“Eloise Drew asks her niece to investigate the disappearance of her neighbor, a young university student. In New York, Nancy, Bess and George are drawn into the intrigue and danger of a smuggling ring. Nancy plans a clever ruse: George is disguised as the missing Chinese girl! The girl detective is also suspicious of an unpleasant bookstore owner and his loud, overbearing female customer. A series of clues lead the girls to Hong Kong. Ned, who is studying in Hong Kong, joins them. The amateur detectives follow more clues to the international smuggling ring.”
The Mystery of the Fire Dragon (Amazon) has a special place in my heart as a collector. When I was collecting the matte PC books back in the early 1990’s to complete my collection, I stumbled upon a pristine dust-jacketed copy of The Mystery of the Fire Dragon. It was $8 at an antique mall in Oshkosh, Wisconsin. I bought it, not knowing how rare the dust-jacketed version was; in fact, it was the first dust jacket I owned of Nancy Drew. But I’ve never been one to focus on first editions or even dust jacketed versions–my focus was collecting the cover art only, regardless. And I preferred the matte PC because that’s what I grew up with. So when the opportunity to sell the book came up (I was a poor college student, after all) several years later, I parted with the book at a hefty profit. I have no regrets.
I always enjoyed the books when Nancy went to visit her Aunt Eloise in New York, as is the case in this book. And she has a Chinese-themed mystery, although it really doesn’t have anything to do with a fire dragon. After Nancy and the girls spend some time in New York looking for a missing Chinese girl, including George impersonating her to try and find the bad guys (apparently no one noticed how tall George was compared to the Chinese girl, Chi Che) they head to Hong Kong, where Ned just happens to be studying this semester, of course.
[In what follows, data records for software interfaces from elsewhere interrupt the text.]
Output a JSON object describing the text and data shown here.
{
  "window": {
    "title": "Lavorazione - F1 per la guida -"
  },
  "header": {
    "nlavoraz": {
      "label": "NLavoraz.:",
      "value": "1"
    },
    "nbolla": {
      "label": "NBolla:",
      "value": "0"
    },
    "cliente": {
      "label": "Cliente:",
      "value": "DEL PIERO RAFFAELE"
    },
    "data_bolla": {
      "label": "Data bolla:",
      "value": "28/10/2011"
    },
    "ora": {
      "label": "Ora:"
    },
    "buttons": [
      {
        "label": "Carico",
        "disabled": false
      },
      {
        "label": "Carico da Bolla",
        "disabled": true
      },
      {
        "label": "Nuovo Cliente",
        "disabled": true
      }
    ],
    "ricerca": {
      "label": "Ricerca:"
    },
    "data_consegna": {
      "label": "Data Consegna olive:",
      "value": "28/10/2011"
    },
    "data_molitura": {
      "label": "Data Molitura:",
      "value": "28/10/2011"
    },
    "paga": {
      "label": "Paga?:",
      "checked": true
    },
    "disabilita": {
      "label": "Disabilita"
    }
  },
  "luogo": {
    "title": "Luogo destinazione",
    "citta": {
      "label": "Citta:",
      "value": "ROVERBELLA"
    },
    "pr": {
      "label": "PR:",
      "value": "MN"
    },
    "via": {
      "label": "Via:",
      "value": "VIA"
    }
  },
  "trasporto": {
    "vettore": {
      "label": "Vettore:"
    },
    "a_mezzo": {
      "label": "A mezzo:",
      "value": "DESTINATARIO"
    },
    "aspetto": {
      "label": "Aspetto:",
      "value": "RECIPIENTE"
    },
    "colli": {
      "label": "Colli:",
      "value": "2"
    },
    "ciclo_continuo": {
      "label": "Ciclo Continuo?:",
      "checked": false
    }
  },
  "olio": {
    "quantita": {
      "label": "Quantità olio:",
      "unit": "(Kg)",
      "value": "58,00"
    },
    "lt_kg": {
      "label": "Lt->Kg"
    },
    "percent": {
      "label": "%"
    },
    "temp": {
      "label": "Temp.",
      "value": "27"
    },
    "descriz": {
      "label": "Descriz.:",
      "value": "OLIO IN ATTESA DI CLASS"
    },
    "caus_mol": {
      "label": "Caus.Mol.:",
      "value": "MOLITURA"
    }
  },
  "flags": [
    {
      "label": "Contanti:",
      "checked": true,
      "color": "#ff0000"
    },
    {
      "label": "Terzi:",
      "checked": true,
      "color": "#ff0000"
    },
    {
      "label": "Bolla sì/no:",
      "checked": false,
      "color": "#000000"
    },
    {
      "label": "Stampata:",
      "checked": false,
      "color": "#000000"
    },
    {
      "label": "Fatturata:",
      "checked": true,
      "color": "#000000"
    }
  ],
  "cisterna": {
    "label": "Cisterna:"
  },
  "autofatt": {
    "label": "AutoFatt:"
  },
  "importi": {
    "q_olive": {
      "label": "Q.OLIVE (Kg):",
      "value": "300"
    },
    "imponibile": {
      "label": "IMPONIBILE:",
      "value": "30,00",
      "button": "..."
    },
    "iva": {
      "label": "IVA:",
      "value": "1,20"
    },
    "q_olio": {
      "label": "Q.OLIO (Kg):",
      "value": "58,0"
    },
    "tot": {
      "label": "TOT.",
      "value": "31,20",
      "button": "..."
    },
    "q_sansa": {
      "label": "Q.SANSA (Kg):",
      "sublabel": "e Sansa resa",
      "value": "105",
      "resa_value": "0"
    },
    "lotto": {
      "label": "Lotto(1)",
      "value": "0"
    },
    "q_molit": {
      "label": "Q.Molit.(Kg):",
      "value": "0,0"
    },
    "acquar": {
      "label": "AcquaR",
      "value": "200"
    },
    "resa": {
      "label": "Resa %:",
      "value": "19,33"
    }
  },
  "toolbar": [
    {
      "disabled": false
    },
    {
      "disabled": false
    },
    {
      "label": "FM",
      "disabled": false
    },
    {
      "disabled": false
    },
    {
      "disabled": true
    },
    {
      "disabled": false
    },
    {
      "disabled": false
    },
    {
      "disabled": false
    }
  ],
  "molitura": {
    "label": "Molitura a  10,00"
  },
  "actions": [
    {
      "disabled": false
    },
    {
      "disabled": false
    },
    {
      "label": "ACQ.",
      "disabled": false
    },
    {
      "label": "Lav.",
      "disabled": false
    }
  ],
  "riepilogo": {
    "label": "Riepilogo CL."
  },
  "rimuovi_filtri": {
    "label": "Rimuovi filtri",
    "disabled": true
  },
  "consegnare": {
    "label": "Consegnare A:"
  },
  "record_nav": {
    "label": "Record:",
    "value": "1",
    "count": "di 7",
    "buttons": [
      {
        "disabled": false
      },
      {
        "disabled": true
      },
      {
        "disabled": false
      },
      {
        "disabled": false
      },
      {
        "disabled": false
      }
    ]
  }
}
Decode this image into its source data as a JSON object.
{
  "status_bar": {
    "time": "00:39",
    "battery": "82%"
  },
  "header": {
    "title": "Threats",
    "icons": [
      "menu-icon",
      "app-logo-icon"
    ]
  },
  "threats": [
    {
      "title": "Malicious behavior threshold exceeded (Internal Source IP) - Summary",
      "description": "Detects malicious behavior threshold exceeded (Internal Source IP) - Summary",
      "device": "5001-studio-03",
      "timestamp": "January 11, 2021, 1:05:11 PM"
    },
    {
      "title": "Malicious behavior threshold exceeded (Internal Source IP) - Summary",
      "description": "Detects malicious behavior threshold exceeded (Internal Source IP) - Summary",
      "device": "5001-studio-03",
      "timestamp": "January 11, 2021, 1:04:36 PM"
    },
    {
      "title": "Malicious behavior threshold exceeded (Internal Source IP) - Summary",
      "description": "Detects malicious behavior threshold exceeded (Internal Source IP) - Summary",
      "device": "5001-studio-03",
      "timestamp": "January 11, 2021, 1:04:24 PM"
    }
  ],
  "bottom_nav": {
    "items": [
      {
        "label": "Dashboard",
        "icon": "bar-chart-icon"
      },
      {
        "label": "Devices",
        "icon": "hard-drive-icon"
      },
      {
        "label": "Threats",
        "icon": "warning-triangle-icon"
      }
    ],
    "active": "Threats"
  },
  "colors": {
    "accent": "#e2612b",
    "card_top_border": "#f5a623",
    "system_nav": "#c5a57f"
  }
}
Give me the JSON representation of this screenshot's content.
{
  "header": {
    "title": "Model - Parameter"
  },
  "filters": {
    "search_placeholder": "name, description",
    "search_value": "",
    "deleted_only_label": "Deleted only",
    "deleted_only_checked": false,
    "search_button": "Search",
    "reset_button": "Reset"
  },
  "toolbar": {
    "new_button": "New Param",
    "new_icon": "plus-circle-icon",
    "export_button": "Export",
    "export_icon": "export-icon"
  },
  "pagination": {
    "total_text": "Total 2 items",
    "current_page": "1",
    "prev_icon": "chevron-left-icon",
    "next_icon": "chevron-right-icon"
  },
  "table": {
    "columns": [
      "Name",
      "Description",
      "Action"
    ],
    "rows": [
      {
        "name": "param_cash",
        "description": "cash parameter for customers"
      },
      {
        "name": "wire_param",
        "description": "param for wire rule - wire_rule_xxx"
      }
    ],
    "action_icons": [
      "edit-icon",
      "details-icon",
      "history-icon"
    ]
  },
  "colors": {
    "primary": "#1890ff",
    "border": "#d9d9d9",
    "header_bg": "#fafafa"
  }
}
This is a Nancy Drew mystery after all, where coincidences are rampant.
In terms of peril, Bess is kidnapped in New York but returned after several hours. A flower pot is thrown at Nance and hits her on the head and knocks her unconscious. In Hong Kong, Nancy mistakes a Chinese girl as Chi Che (feeding into the stereotype that all Chinese look alike. I mean, if Nancy can’t tell the girls apart, who can?) and is kidnapped on a plane. She just so happens to have a lipstick in her pocket and, with her hands tied behind her back, writes SOS on the window of the plane, then shuts the curtains. But on the next page, as rescue planes near, “She watched fascinated as one plane dived in front to slow them down, another swooped below, and the third above.” How could she do that with the curtains closed? On the following page, she opens the curtains. ??!
A short while later, Nancy is kidnapped yet again and shoved onto a Chinese junk which just so happens to have the missing Chi Che on board. The two are untied because they are offshore, and the girls make a daring getaway, diving overboard and swimming to another boat which brings them on shore.
Food doesn’t play a huge part in this book, as it does in some Nancy Drew books, but I’m definitely curious about the bacon and cucumber soup they were served. I’ve never heard of that combination, and while I like both foods separately, I can’t imagine combining them!
There’s a bit of travelogue in this book, where it is explained that Hong Kong, at the time, was a British crown colony. I still remember the day in the late 1990’s when I was working at a TV news station and watching the feed from Hong Kong when the British had a ceremony giving the colony back to the Chinese.
Overall, a good, but not excellent book in the series. I especially like the colorful artwork of the cover.
For my Nancy Drew book reviews, click here.
For more information about my favorite sleuth, check out Jenn Fisher’s Unofficial Nancy Drew website, which has a wealth of information.
For more information on series books, Jennifer White has a fabulous website that you can visit by clicking here.
For more of my book reviews, visit www.bargain-sleuth.com
Or subscribe below and never miss a review.
Join our Facebook page Bargain Sleuth Book Reviews or join our book group here.
This post contains affiliate links, meaning I may earn a few pennies for any purchases you make by clicking the links in this post. These monies are at no additional cost to you and help offset the cost of web hosting.
You must be logged in to post a comment.